======== DATA UNDER STUDY
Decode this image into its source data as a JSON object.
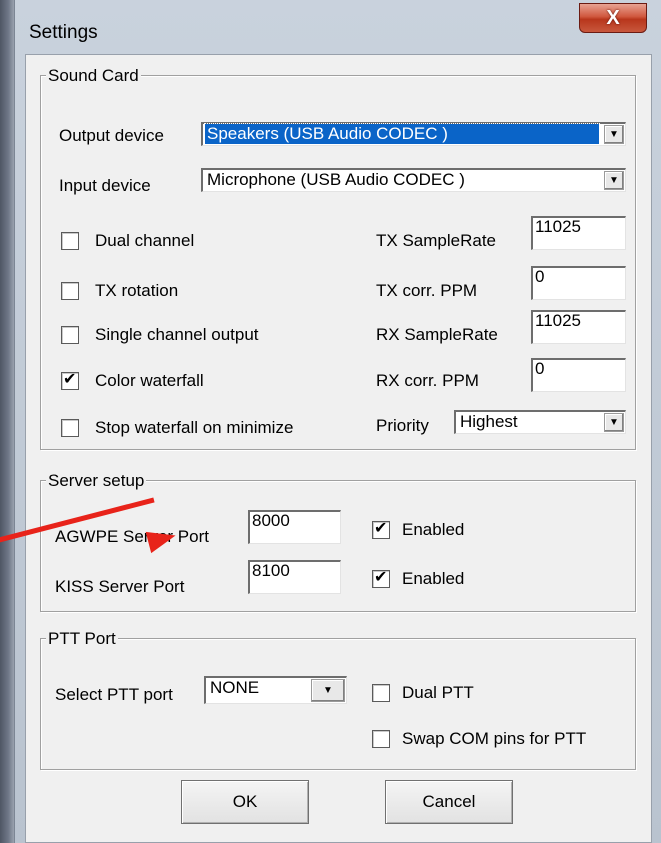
{
  "window": {
    "title": "Settings",
    "close_glyph": "X"
  },
  "sound_card": {
    "title": "Sound Card",
    "output_device_label": "Output device",
    "output_device_value": "Speakers (USB Audio CODEC )",
    "input_device_label": "Input device",
    "input_device_value": "Microphone (USB Audio CODEC )",
    "dual_channel": {
      "label": "Dual channel",
      "checked": false
    },
    "tx_rotation": {
      "label": "TX rotation",
      "checked": false
    },
    "single_channel_output": {
      "label": "Single channel output",
      "checked": false
    },
    "color_waterfall": {
      "label": "Color waterfall",
      "checked": true
    },
    "stop_waterfall": {
      "label": "Stop waterfall on minimize",
      "checked": false
    },
    "tx_samplerate_label": "TX SampleRate",
    "tx_samplerate_value": "11025",
    "tx_corr_label": "TX corr. PPM",
    "tx_corr_value": "0",
    "rx_samplerate_label": "RX SampleRate",
    "rx_samplerate_value": "11025",
    "rx_corr_label": "RX corr. PPM",
    "rx_corr_value": "0",
    "priority_label": "Priority",
    "priority_value": "Highest"
  },
  "server_setup": {
    "title": "Server setup",
    "agwpe_label": "AGWPE Server Port",
    "agwpe_value": "8000",
    "agwpe_enabled": {
      "label": "Enabled",
      "checked": true
    },
    "kiss_label": "KISS Server Port",
    "kiss_value": "8100",
    "kiss_enabled": {
      "label": "Enabled",
      "checked": true
    }
  },
  "ptt_port": {
    "title": "PTT Port",
    "select_label": "Select PTT port",
    "select_value": "NONE",
    "dual_ptt": {
      "label": "Dual PTT",
      "checked": false
    },
    "swap_com": {
      "label": "Swap COM pins for PTT",
      "checked": false
    }
  },
  "buttons": {
    "ok": "OK",
    "cancel": "Cancel"
  },
  "check_glyph": "✔",
  "dropdown_glyph": "▼",
  "colors": {
    "annotation_arrow": "#e8231a",
    "selection": "#0a64c8",
    "close_button": "#c8452b"
  }
}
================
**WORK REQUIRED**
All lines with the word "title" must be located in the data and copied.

**RESULT OF THE TASK**
    "title": "Settings",
    "title": "Sound Card",
    "title": "Server setup",
    "title": "PTT Port",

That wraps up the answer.